No Matter Who We Voted For, We Are Are All Better Than This Election
This time last week I was transcribing a Civil War Wagner letter as fast as I could so that I could meet my column deadline and go vote for the first woman president of the United States of America. I was really excited that 240 years into this game (America, not the column…although it feels that way sometimes) we might get a Momma in charge of this whole shebang. I was not nearly as excited as my six year-old apparently.
He inexplicably wore a very nice collared button up shirt to go vote. I thought he was just supporting democracy, the pride of our nation. But I realized that wasn’t entirely the case after we voted and were headed back to the car when he said “That’s voting? That’s it? That was so short. And where the hell is Hillary?!” Apparently he didn’t get dressed up to celebrate his greatest right as a United States citizen, but only because he thought he was going to meet a lady. He’s such a Bill Clinton, that little one.

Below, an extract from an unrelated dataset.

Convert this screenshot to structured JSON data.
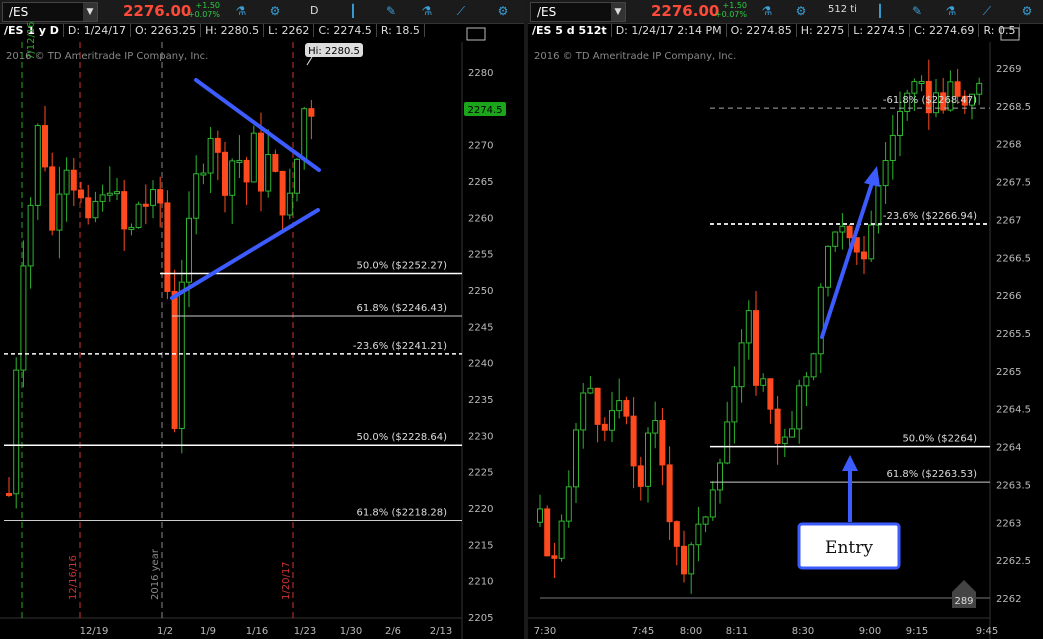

I told him that Hillary was too busy to come to the Casey Jones Museum that day and maybe he would be better off voting for Trump with that potty mouth. My other son, in true oldest sibling form, scoffed at him saying,”Oh my gosh, you thought you were gonna meet Hillary? There is no way in the world she would ever ever not ever for even a single little second EVER come to this super tiny town in the middle of nowhere.” I told him to chill out on dissing on Water Valley so hard just because it’s small and jokingly told my ardent Bernie supporting sons they must have secret Trumps hidden deep down inside.
And then I woke up the next morning. And realized it wasn’t my sons that had secret Trumps hidden deep down inside. It was the entire rest of the country.
Now, I’m gonna stop right here and say this: I love you all. I love my readers, I love my closest friends who voted for Trump because I know they truly struggled with it. We’ve talked openly about it many times. And I love my friends and family who voted for Trump who didn’t struggle with it. I love my kids’ friends parent who I see at ballgames and on Facebook who voted for Trump.
I know y’all are good and kind and decent people and I’m so glad I know you all, you make my life better. I know your human experience led you to that vote just as mine led me to mine. It’s a lot to ask a person to sum up their entire life of experiences into one tiny circle on a piece of paper on a Tuesday morning.
Here is what I think is hardest for me, personally, to understand. As a kid who grew up in a non-religious family in extremely religious west Georgia, I have been absolutely lambasted my entire living life about morality.
Which is okay! I like morality. The 10 Commandments pretty much nailed it. With the exception of it coming off sounding kinda bossy and some wording issues about wives being property, it’s a slam dunk. But there are all these other little inter-scufflings and self-made nuances in religion that take over the big picture. It may be difficult for some to see when they are in it, but from the “outside” (or as outside of the church as any person who is raised in the South can be) it’s all-encompassing and mystifying.
And despite not being a part of any church we, the “outside,” have to answer to it in a very real way on a daily basis even though it ain’t our thing. And we, because we love our friends and family, for the most part politely oblige with only the occasional softly-treaded shake up.
So I can not understand how the man who exhibits all the qualities that Jesus does not, could win this. I would think maybe it was the abortion issue. I think he really got people on his side when he graphically described an apparent late-term abortion procedure in that debate (which actually just sounded a whole lot like my c-sections) but Trump is pro-choice and has been for years so it’s not that.
It’s other stuff. I’m scared of what that other stuff is. And my friends and family who elected him don’t have that other stuff in them. They are not like him. They are better than him.
All this to say, no matter who we voted for, we are all better than this election. Our lives mean more than our votes for them, whether we are sitting in the top of Trump Tower eating a taco salad on Cinco de Mayo and grinning sarcastically out to Twitter-nation or risking our only God-given life to cross a desert river under gun fire in the dead of night for the chance to pick fruit for pennies. There will always be the desperate, downtrodden and needy. One day it may be you. Maybe it is you now. We are not losers. Not a single solitary one of us.
“There are heroes in the seaweed. There are children in the morning. They are leaning out for love and they will lean that way forever.”
– Leonard Cohen